Material for the task —

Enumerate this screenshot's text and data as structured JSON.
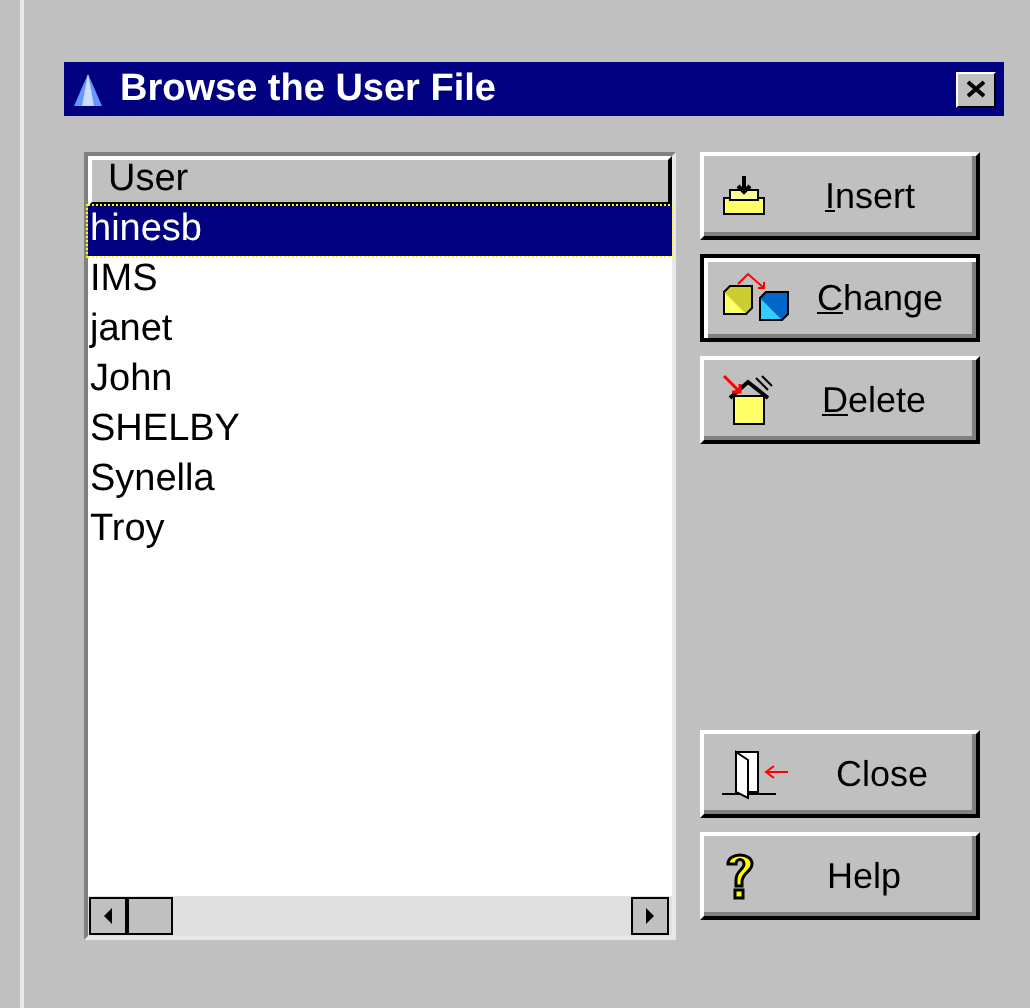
{
  "window": {
    "title": "Browse the User File"
  },
  "list": {
    "column": "User",
    "rows": [
      {
        "text": "hinesb",
        "selected": true
      },
      {
        "text": "IMS",
        "selected": false
      },
      {
        "text": "janet",
        "selected": false
      },
      {
        "text": "John",
        "selected": false
      },
      {
        "text": "SHELBY",
        "selected": false
      },
      {
        "text": "Synella",
        "selected": false
      },
      {
        "text": "Troy",
        "selected": false
      }
    ]
  },
  "buttons": [
    {
      "kind": "insert",
      "label": "Insert",
      "mnemonic": true,
      "focused": false
    },
    {
      "kind": "change",
      "label": "Change",
      "mnemonic": true,
      "focused": true
    },
    {
      "kind": "delete",
      "label": "Delete",
      "mnemonic": true,
      "focused": false
    },
    {
      "kind": "spacer"
    },
    {
      "kind": "close",
      "label": "Close",
      "mnemonic": false,
      "focused": false
    },
    {
      "kind": "help",
      "label": "Help",
      "mnemonic": false,
      "focused": false
    }
  ]
}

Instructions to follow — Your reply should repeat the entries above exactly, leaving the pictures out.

Your solution —
Enumerate this screenshot's text and data as structured JSON.
{
  "window": {
    "title": "Browse the User File"
  },
  "list": {
    "column": "User",
    "rows": [
      {
        "text": "hinesb",
        "selected": true
      },
      {
        "text": "IMS",
        "selected": false
      },
      {
        "text": "janet",
        "selected": false
      },
      {
        "text": "John",
        "selected": false
      },
      {
        "text": "SHELBY",
        "selected": false
      },
      {
        "text": "Synella",
        "selected": false
      },
      {
        "text": "Troy",
        "selected": false
      }
    ]
  },
  "buttons": [
    {
      "kind": "insert",
      "label": "Insert",
      "mnemonic": true,
      "focused": false
    },
    {
      "kind": "change",
      "label": "Change",
      "mnemonic": true,
      "focused": true
    },
    {
      "kind": "delete",
      "label": "Delete",
      "mnemonic": true,
      "focused": false
    },
    {
      "kind": "spacer"
    },
    {
      "kind": "close",
      "label": "Close",
      "mnemonic": false,
      "focused": false
    },
    {
      "kind": "help",
      "label": "Help",
      "mnemonic": false,
      "focused": false
    }
  ]
}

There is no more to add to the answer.